(Extracted records)
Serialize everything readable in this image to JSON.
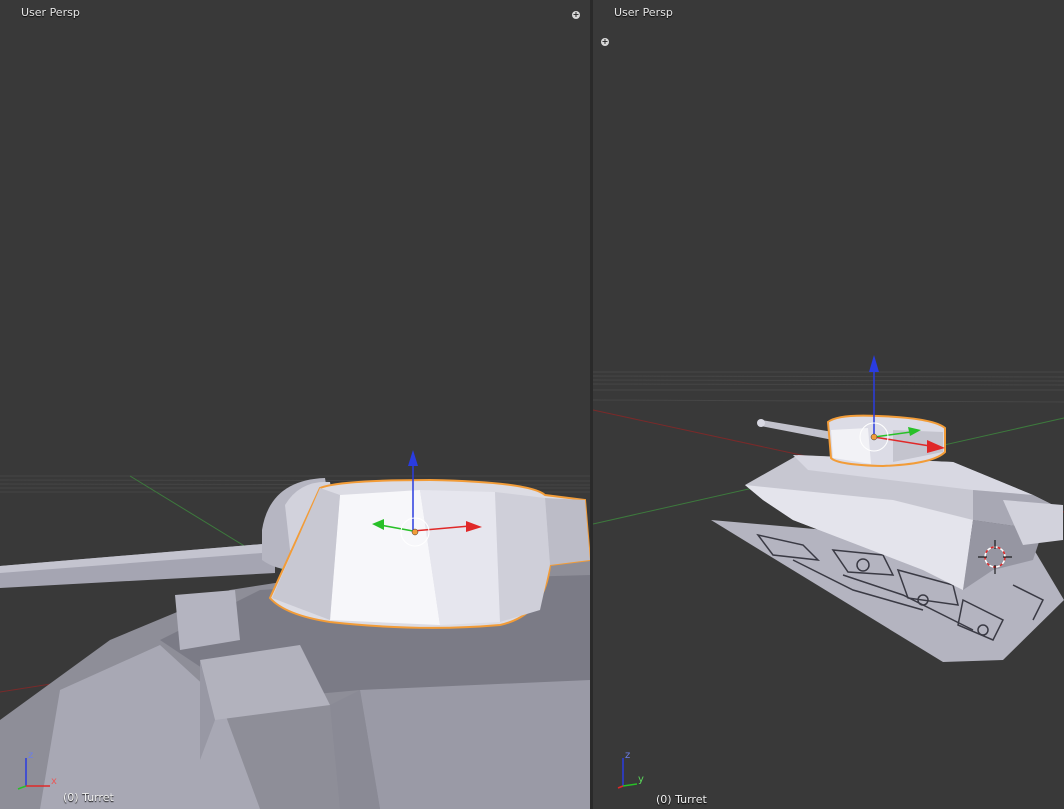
{
  "left_viewport": {
    "title": "User Persp",
    "status": "(0) Turret",
    "axis_labels": {
      "up": "z",
      "right": "x"
    }
  },
  "right_viewport": {
    "title": "User Persp",
    "status": "(0) Turret",
    "axis_labels": {
      "up": "z",
      "right": "y"
    }
  },
  "colors": {
    "background": "#393939",
    "selection_outline": "#f29c38",
    "axis_x": "#e02828",
    "axis_y": "#28c028",
    "axis_z": "#2a3ce0"
  }
}
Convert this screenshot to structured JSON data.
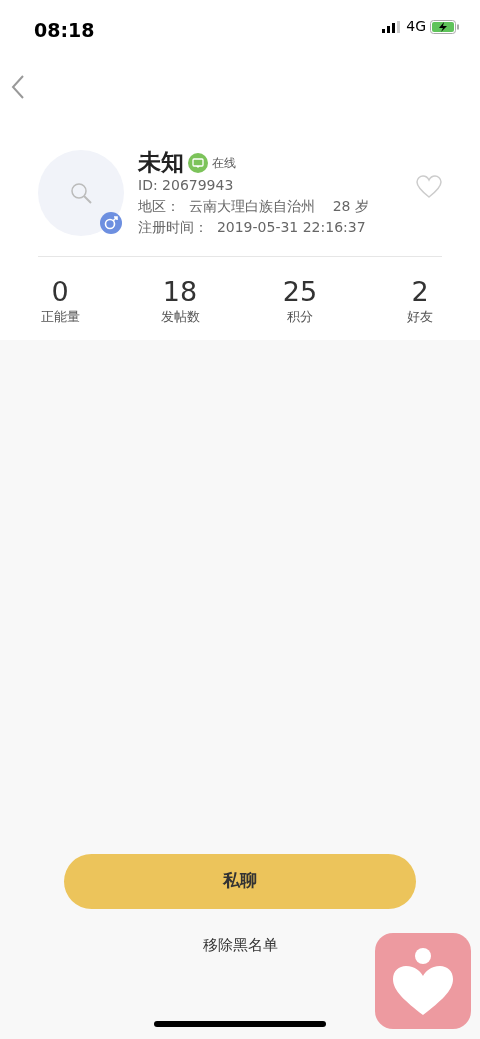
{
  "status_bar": {
    "time": "08:18",
    "network": "4G"
  },
  "profile": {
    "name": "未知",
    "online_status": "在线",
    "id": "ID: 20679943",
    "region": "地区：  云南大理白族自治州    28 岁",
    "registered": "注册时间：  2019-05-31 22:16:37",
    "favorited": false
  },
  "stats": [
    {
      "value": "0",
      "label": "正能量"
    },
    {
      "value": "18",
      "label": "发帖数"
    },
    {
      "value": "25",
      "label": "积分"
    },
    {
      "value": "2",
      "label": "好友"
    }
  ],
  "actions": {
    "primary": "私聊",
    "secondary": "移除黑名单"
  }
}
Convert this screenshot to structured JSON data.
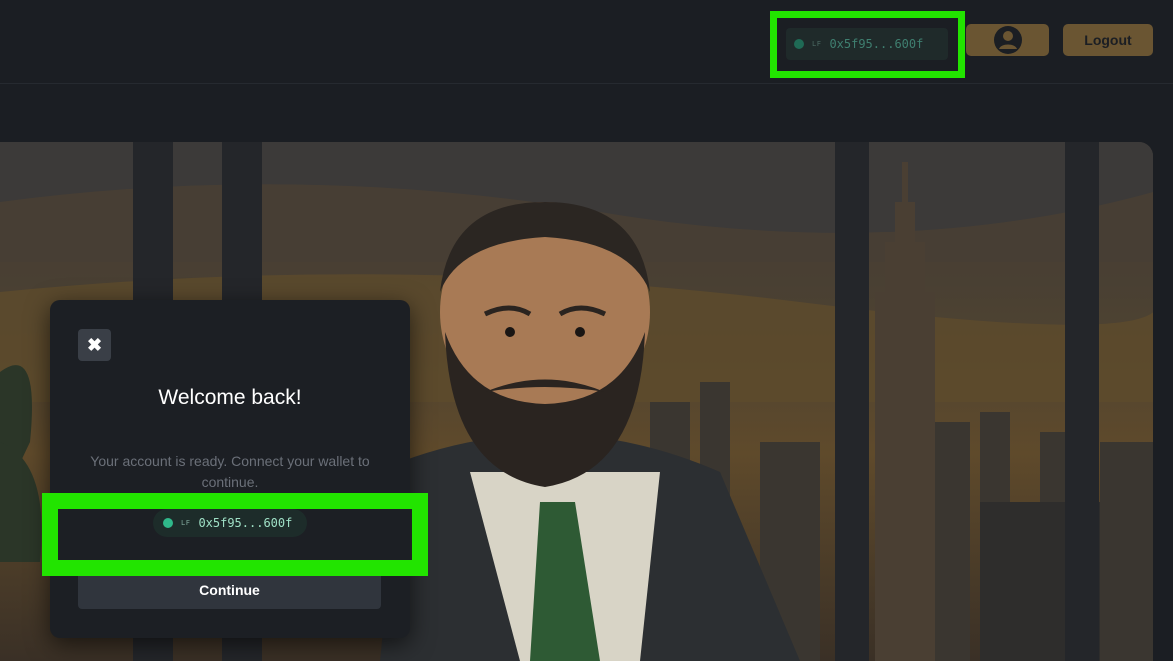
{
  "header": {
    "wallet_tag": "LF",
    "wallet_address": "0x5f95...600f",
    "account_icon": "user-circle-icon",
    "logout_label": "Logout"
  },
  "hero": {
    "image": "illustration-businessman-in-city-office"
  },
  "modal": {
    "close_icon": "close-icon",
    "close_glyph": "✖",
    "title": "Welcome back!",
    "subtitle": "Your account is ready. Connect your wallet to continue.",
    "wallet_tag": "LF",
    "wallet_address": "0x5f95...600f",
    "continue_label": "Continue"
  },
  "colors": {
    "background": "#1b1e23",
    "accent_gold": "#6a5532",
    "wallet_green": "#2fb88a",
    "highlight_green": "#22e400"
  }
}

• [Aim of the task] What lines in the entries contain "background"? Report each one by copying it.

• [Answer to this task]
    "background": "#393939",
    "background": "#1b1e23",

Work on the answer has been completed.